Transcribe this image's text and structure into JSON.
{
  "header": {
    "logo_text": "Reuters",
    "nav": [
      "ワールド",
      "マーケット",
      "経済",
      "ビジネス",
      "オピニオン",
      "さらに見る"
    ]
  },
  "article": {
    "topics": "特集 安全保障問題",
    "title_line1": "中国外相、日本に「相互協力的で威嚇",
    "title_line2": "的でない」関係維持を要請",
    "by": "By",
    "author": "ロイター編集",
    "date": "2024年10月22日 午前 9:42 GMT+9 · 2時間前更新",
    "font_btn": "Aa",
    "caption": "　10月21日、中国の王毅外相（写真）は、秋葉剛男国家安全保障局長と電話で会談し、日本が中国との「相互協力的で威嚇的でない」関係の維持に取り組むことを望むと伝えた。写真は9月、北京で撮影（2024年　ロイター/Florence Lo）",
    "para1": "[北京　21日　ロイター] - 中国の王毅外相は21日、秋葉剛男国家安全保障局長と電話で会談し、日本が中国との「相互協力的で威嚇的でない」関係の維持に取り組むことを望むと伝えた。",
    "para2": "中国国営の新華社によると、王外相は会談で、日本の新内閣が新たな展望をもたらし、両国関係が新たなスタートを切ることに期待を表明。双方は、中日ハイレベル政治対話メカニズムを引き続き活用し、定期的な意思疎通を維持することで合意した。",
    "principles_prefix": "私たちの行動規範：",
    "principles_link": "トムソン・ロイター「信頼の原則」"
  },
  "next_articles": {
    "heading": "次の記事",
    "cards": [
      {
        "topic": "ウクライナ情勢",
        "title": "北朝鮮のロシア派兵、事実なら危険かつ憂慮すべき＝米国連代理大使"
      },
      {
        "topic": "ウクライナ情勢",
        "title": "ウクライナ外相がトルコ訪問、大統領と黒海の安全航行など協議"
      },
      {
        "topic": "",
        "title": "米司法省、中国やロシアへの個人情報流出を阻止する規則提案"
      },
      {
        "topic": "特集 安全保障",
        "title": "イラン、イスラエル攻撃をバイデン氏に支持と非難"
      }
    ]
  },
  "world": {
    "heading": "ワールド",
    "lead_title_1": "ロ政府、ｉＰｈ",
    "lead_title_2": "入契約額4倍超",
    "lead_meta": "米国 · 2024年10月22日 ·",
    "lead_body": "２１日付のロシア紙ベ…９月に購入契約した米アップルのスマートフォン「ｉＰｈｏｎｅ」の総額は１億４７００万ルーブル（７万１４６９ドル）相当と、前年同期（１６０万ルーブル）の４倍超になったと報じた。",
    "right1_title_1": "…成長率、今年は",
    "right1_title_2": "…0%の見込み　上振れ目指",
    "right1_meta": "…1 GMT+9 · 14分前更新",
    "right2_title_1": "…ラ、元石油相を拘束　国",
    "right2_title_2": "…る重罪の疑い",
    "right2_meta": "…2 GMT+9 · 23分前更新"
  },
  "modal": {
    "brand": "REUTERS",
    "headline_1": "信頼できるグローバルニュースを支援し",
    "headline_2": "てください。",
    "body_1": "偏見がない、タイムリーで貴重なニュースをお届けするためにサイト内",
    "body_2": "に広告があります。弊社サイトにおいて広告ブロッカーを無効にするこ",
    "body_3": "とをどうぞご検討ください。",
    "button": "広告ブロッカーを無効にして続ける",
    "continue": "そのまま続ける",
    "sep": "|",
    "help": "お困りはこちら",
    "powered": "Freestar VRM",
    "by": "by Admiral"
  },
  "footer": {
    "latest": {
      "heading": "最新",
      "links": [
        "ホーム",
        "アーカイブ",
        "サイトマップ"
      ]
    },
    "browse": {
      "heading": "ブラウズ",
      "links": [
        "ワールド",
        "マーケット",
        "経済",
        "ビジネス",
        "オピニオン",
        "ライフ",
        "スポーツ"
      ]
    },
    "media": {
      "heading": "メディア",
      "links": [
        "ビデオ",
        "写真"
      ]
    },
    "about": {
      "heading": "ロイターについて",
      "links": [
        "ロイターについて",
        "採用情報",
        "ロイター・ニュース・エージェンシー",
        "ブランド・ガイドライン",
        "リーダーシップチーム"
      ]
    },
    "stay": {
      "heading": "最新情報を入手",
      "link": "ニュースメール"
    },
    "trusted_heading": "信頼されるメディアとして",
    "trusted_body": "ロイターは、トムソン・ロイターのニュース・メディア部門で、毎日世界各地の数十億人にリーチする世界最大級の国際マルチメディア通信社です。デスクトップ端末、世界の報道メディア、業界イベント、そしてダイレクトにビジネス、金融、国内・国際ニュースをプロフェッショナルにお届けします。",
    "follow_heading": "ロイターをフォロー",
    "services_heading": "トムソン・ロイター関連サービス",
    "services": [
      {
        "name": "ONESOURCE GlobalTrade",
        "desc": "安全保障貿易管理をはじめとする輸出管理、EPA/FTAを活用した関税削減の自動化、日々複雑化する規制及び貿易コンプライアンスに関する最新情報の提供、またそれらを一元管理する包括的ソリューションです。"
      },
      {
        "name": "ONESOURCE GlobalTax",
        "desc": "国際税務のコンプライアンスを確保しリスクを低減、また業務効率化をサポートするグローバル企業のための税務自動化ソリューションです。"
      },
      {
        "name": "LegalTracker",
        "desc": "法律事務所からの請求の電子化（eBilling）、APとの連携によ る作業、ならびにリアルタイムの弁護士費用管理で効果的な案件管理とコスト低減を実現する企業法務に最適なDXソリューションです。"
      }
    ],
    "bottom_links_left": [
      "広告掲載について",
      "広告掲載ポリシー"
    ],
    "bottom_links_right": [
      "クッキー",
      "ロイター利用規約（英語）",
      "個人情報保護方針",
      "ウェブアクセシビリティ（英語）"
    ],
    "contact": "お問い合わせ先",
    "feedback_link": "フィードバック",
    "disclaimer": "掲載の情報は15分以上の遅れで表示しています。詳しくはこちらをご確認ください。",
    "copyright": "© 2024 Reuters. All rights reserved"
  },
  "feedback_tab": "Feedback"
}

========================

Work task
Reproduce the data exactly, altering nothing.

Written response
Transcribe this image's text and structure into JSON.
{
  "header": {
    "logo_text": "Reuters",
    "nav": [
      "ワールド",
      "マーケット",
      "経済",
      "ビジネス",
      "オピニオン",
      "さらに見る"
    ]
  },
  "article": {
    "topics": "特集 安全保障問題",
    "title_line1": "中国外相、日本に「相互協力的で威嚇",
    "title_line2": "的でない」関係維持を要請",
    "by": "By",
    "author": "ロイター編集",
    "date": "2024年10月22日 午前 9:42 GMT+9 · 2時間前更新",
    "font_btn": "Aa",
    "caption": "　10月21日、中国の王毅外相（写真）は、秋葉剛男国家安全保障局長と電話で会談し、日本が中国との「相互協力的で威嚇的でない」関係の維持に取り組むことを望むと伝えた。写真は9月、北京で撮影（2024年　ロイター/Florence Lo）",
    "para1": "[北京　21日　ロイター] - 中国の王毅外相は21日、秋葉剛男国家安全保障局長と電話で会談し、日本が中国との「相互協力的で威嚇的でない」関係の維持に取り組むことを望むと伝えた。",
    "para2": "中国国営の新華社によると、王外相は会談で、日本の新内閣が新たな展望をもたらし、両国関係が新たなスタートを切ることに期待を表明。双方は、中日ハイレベル政治対話メカニズムを引き続き活用し、定期的な意思疎通を維持することで合意した。",
    "principles_prefix": "私たちの行動規範：",
    "principles_link": "トムソン・ロイター「信頼の原則」"
  },
  "next_articles": {
    "heading": "次の記事",
    "cards": [
      {
        "topic": "ウクライナ情勢",
        "title": "北朝鮮のロシア派兵、事実なら危険かつ憂慮すべき＝米国連代理大使"
      },
      {
        "topic": "ウクライナ情勢",
        "title": "ウクライナ外相がトルコ訪問、大統領と黒海の安全航行など協議"
      },
      {
        "topic": "",
        "title": "米司法省、中国やロシアへの個人情報流出を阻止する規則提案"
      },
      {
        "topic": "特集 安全保障",
        "title": "イラン、イスラエル攻撃をバイデン氏に支持と非難"
      }
    ]
  },
  "world": {
    "heading": "ワールド",
    "lead_title_1": "ロ政府、ｉＰｈ",
    "lead_title_2": "入契約額4倍超",
    "lead_meta": "米国 · 2024年10月22日 ·",
    "lead_body": "２１日付のロシア紙ベ…９月に購入契約した米アップルのスマートフォン「ｉＰｈｏｎｅ」の総額は１億４７００万ルーブル（７万１４６９ドル）相当と、前年同期（１６０万ルーブル）の４倍超になったと報じた。",
    "right1_title_1": "…成長率、今年は",
    "right1_title_2": "…0%の見込み　上振れ目指",
    "right1_meta": "…1 GMT+9 · 14分前更新",
    "right2_title_1": "…ラ、元石油相を拘束　国",
    "right2_title_2": "…る重罪の疑い",
    "right2_meta": "…2 GMT+9 · 23分前更新"
  },
  "modal": {
    "brand": "REUTERS",
    "headline_1": "信頼できるグローバルニュースを支援し",
    "headline_2": "てください。",
    "body_1": "偏見がない、タイムリーで貴重なニュースをお届けするためにサイト内",
    "body_2": "に広告があります。弊社サイトにおいて広告ブロッカーを無効にするこ",
    "body_3": "とをどうぞご検討ください。",
    "button": "広告ブロッカーを無効にして続ける",
    "continue": "そのまま続ける",
    "sep": "|",
    "help": "お困りはこちら",
    "powered": "Freestar VRM",
    "by": "by Admiral"
  },
  "footer": {
    "latest": {
      "heading": "最新",
      "links": [
        "ホーム",
        "アーカイブ",
        "サイトマップ"
      ]
    },
    "browse": {
      "heading": "ブラウズ",
      "links": [
        "ワールド",
        "マーケット",
        "経済",
        "ビジネス",
        "オピニオン",
        "ライフ",
        "スポーツ"
      ]
    },
    "media": {
      "heading": "メディア",
      "links": [
        "ビデオ",
        "写真"
      ]
    },
    "about": {
      "heading": "ロイターについて",
      "links": [
        "ロイターについて",
        "採用情報",
        "ロイター・ニュース・エージェンシー",
        "ブランド・ガイドライン",
        "リーダーシップチーム"
      ]
    },
    "stay": {
      "heading": "最新情報を入手",
      "link": "ニュースメール"
    },
    "trusted_heading": "信頼されるメディアとして",
    "trusted_body": "ロイターは、トムソン・ロイターのニュース・メディア部門で、毎日世界各地の数十億人にリーチする世界最大級の国際マルチメディア通信社です。デスクトップ端末、世界の報道メディア、業界イベント、そしてダイレクトにビジネス、金融、国内・国際ニュースをプロフェッショナルにお届けします。",
    "follow_heading": "ロイターをフォロー",
    "services_heading": "トムソン・ロイター関連サービス",
    "services": [
      {
        "name": "ONESOURCE GlobalTrade",
        "desc": "安全保障貿易管理をはじめとする輸出管理、EPA/FTAを活用した関税削減の自動化、日々複雑化する規制及び貿易コンプライアンスに関する最新情報の提供、またそれらを一元管理する包括的ソリューションです。"
      },
      {
        "name": "ONESOURCE GlobalTax",
        "desc": "国際税務のコンプライアンスを確保しリスクを低減、また業務効率化をサポートするグローバル企業のための税務自動化ソリューションです。"
      },
      {
        "name": "LegalTracker",
        "desc": "法律事務所からの請求の電子化（eBilling）、APとの連携によ る作業、ならびにリアルタイムの弁護士費用管理で効果的な案件管理とコスト低減を実現する企業法務に最適なDXソリューションです。"
      }
    ],
    "bottom_links_left": [
      "広告掲載について",
      "広告掲載ポリシー"
    ],
    "bottom_links_right": [
      "クッキー",
      "ロイター利用規約（英語）",
      "個人情報保護方針",
      "ウェブアクセシビリティ（英語）"
    ],
    "contact": "お問い合わせ先",
    "feedback_link": "フィードバック",
    "disclaimer": "掲載の情報は15分以上の遅れで表示しています。詳しくはこちらをご確認ください。",
    "copyright": "© 2024 Reuters. All rights reserved"
  },
  "feedback_tab": "Feedback"
}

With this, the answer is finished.